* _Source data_

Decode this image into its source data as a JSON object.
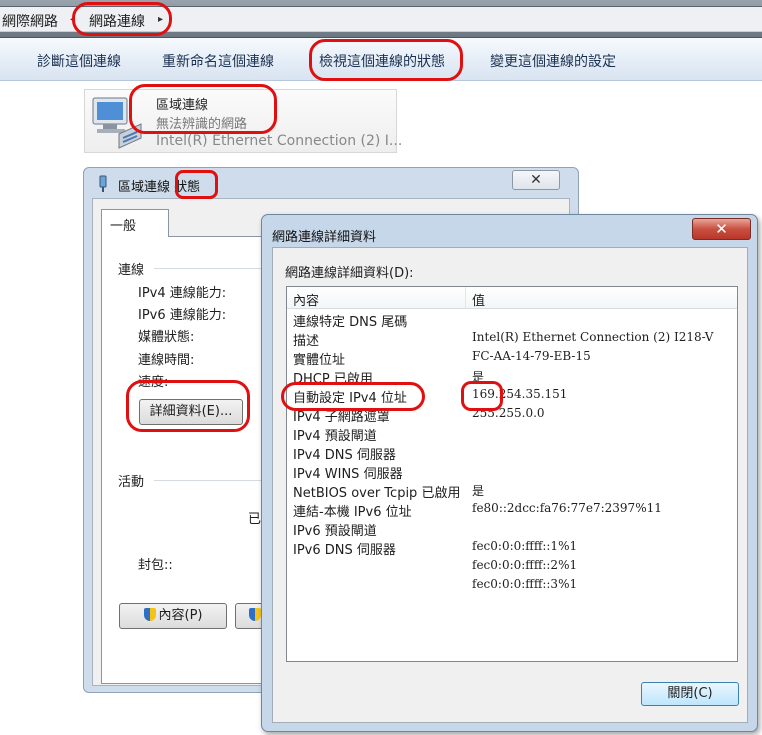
{
  "breadcrumb": {
    "items": [
      "網際網路",
      "網路連線"
    ],
    "separator_glyph": "◂",
    "expand_glyph": "▸"
  },
  "command_bar": {
    "items": [
      "診斷這個連線",
      "重新命名這個連線",
      "檢視這個連線的狀態",
      "變更這個連線的設定"
    ]
  },
  "connection_tile": {
    "name": "區域連線",
    "status": "無法辨識的網路",
    "device": "Intel(R) Ethernet Connection (2) I..."
  },
  "status_window": {
    "title_prefix": "區域連線",
    "title_suffix": "狀態",
    "close_glyph": "✕",
    "tab": "一般",
    "connection_section": "連線",
    "fields": [
      "IPv4 連線能力:",
      "IPv6 連線能力:",
      "媒體狀態:",
      "連線時間:",
      "速度:"
    ],
    "details_button": "詳細資料(E)...",
    "activity_section": "活動",
    "activity_partial": "已",
    "packets_label": "封包::",
    "properties_button": "內容(P)"
  },
  "details_window": {
    "title": "網路連線詳細資料",
    "close_glyph": "✕",
    "list_label": "網路連線詳細資料(D):",
    "col_property": "內容",
    "col_value": "值",
    "rows": [
      {
        "p": "連線特定 DNS 尾碼",
        "v": ""
      },
      {
        "p": "描述",
        "v": "Intel(R) Ethernet Connection (2) I218-V"
      },
      {
        "p": "實體位址",
        "v": "FC-AA-14-79-EB-15"
      },
      {
        "p": "DHCP 已啟用",
        "v": "是"
      },
      {
        "p": "自動設定 IPv4 位址",
        "v": "169.254.35.151"
      },
      {
        "p": "IPv4 子網路遮罩",
        "v": "255.255.0.0"
      },
      {
        "p": "IPv4 預設閘道",
        "v": ""
      },
      {
        "p": "IPv4 DNS 伺服器",
        "v": ""
      },
      {
        "p": "IPv4 WINS 伺服器",
        "v": ""
      },
      {
        "p": "NetBIOS over Tcpip 已啟用",
        "v": "是"
      },
      {
        "p": "連結-本機 IPv6 位址",
        "v": "fe80::2dcc:fa76:77e7:2397%11"
      },
      {
        "p": "IPv6 預設閘道",
        "v": ""
      },
      {
        "p": "IPv6 DNS 伺服器",
        "v": "fec0:0:0:ffff::1%1"
      },
      {
        "p": "",
        "v": "fec0:0:0:ffff::2%1"
      },
      {
        "p": "",
        "v": "fec0:0:0:ffff::3%1"
      }
    ],
    "close_button": "關閉(C)"
  },
  "annotation_color": "#e01010"
}
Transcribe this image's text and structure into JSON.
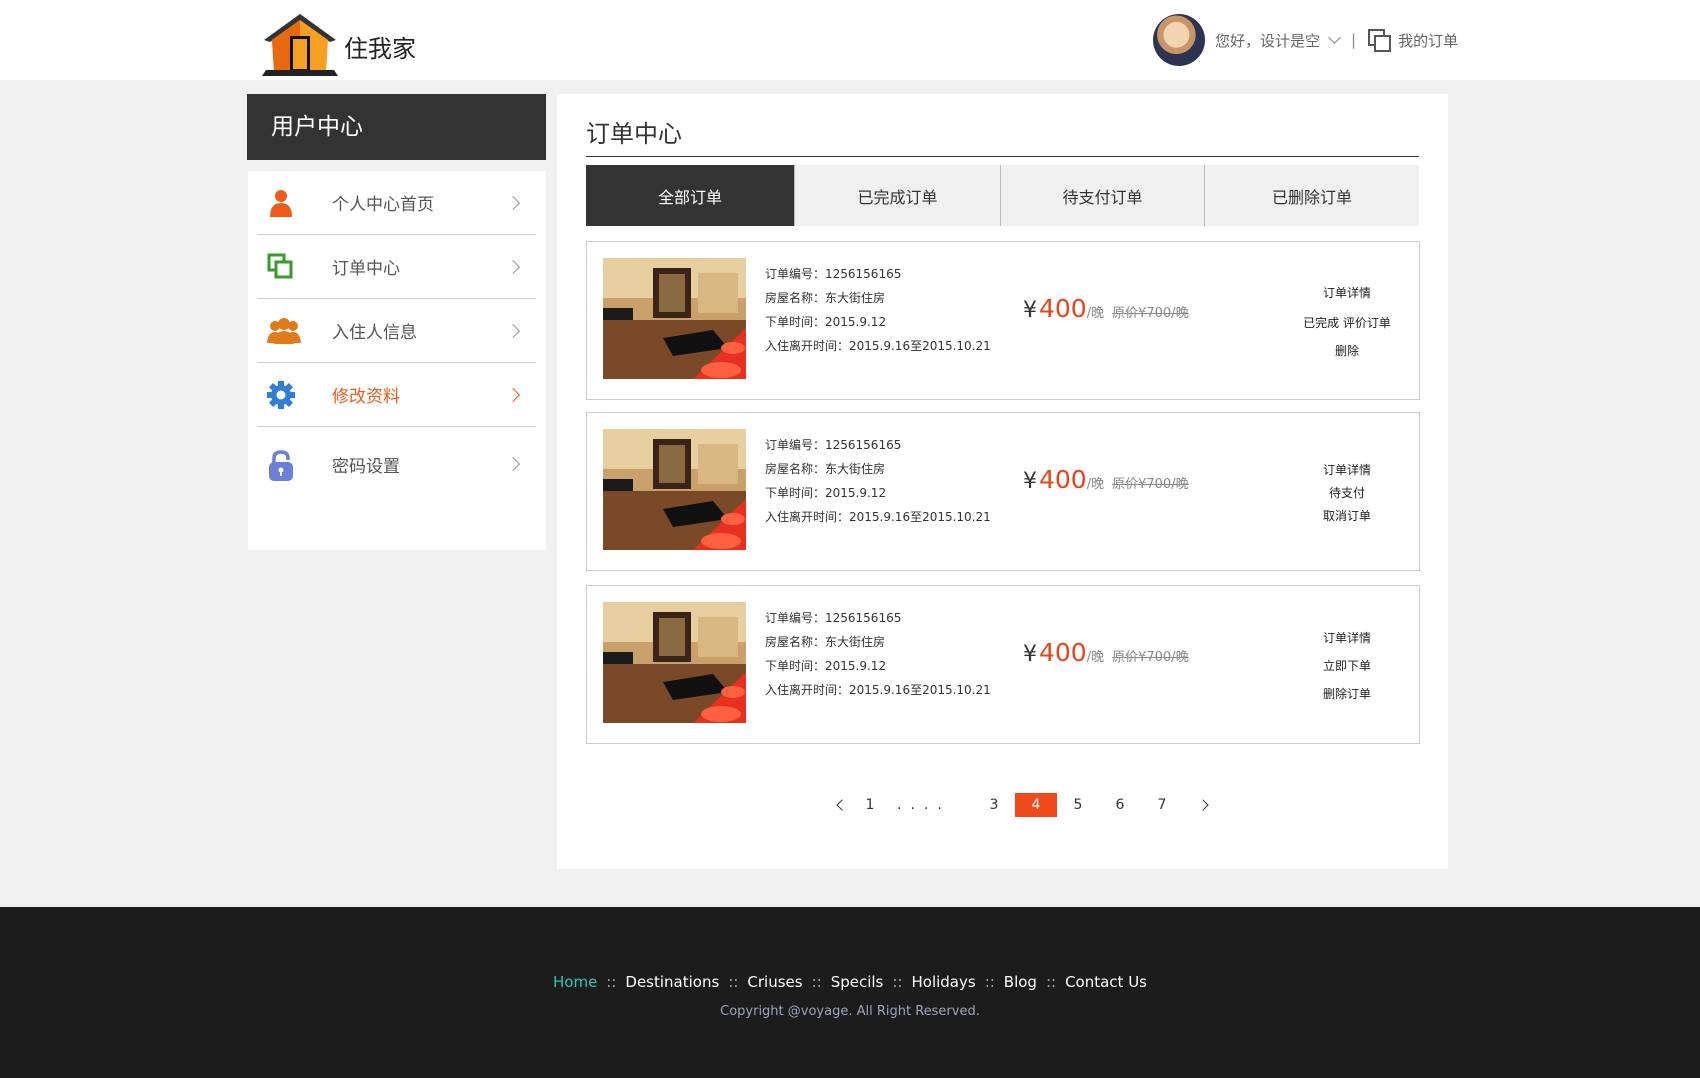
{
  "header": {
    "logo_text": "住我家",
    "greeting": "您好，设计是空",
    "separator": "|",
    "my_orders": "我的订单"
  },
  "sidebar": {
    "title": "用户中心",
    "items": [
      {
        "label": "个人中心首页",
        "icon": "person-icon",
        "color": "#f05a1a"
      },
      {
        "label": "订单中心",
        "icon": "orders-icon",
        "color": "#3a9a2e"
      },
      {
        "label": "入住人信息",
        "icon": "group-icon",
        "color": "#e07a1a"
      },
      {
        "label": "修改资料",
        "icon": "gear-icon",
        "color": "#2f7fd8",
        "active": true
      },
      {
        "label": "密码设置",
        "icon": "lock-icon",
        "color": "#6a7fd8"
      }
    ]
  },
  "main": {
    "title": "订单中心",
    "tabs": [
      "全部订单",
      "已完成订单",
      "待支付订单",
      "已删除订单"
    ],
    "active_tab": 0
  },
  "orders": [
    {
      "order_no": "订单编号：1256156165",
      "house_name": "房屋名称：东大街住房",
      "order_time": "下单时间：2015.9.12",
      "stay_time": "入住离开时间：2015.9.16至2015.10.21",
      "yen": "¥",
      "price": "400",
      "unit": "/晚",
      "original": "原价¥700/晚",
      "actions": [
        "订单详情",
        "已完成  评价订单",
        "删除"
      ]
    },
    {
      "order_no": "订单编号：1256156165",
      "house_name": "房屋名称：东大街住房",
      "order_time": "下单时间：2015.9.12",
      "stay_time": "入住离开时间：2015.9.16至2015.10.21",
      "yen": "¥",
      "price": "400",
      "unit": "/晚",
      "original": "原价¥700/晚",
      "actions": [
        "订单详情",
        "待支付",
        "取消订单"
      ]
    },
    {
      "order_no": "订单编号：1256156165",
      "house_name": "房屋名称：东大街住房",
      "order_time": "下单时间：2015.9.12",
      "stay_time": "入住离开时间：2015.9.16至2015.10.21",
      "yen": "¥",
      "price": "400",
      "unit": "/晚",
      "original": "原价¥700/晚",
      "actions": [
        "订单详情",
        "立即下单",
        "删除订单"
      ]
    }
  ],
  "pagination": {
    "pages": [
      "1",
      "....",
      "3",
      "4",
      "5",
      "6",
      "7"
    ],
    "current": "4"
  },
  "footer": {
    "links": [
      "Home",
      "Destinations",
      "Criuses",
      "Specils",
      "Holidays",
      "Blog",
      "Contact Us"
    ],
    "separator": "::",
    "copyright": "Copyright @voyage. All Right Reserved."
  },
  "colors": {
    "accent": "#f04a1a",
    "dark": "#333333",
    "footer_bg": "#1c1c1c",
    "footer_home": "#2ec4b6"
  }
}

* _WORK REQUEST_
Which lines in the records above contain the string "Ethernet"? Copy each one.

* _COMPLETED EXERCISE_
    "device": "Intel(R) Ethernet Connection (2) I..."
        "v": "Intel(R) Ethernet Connection (2) I218-V"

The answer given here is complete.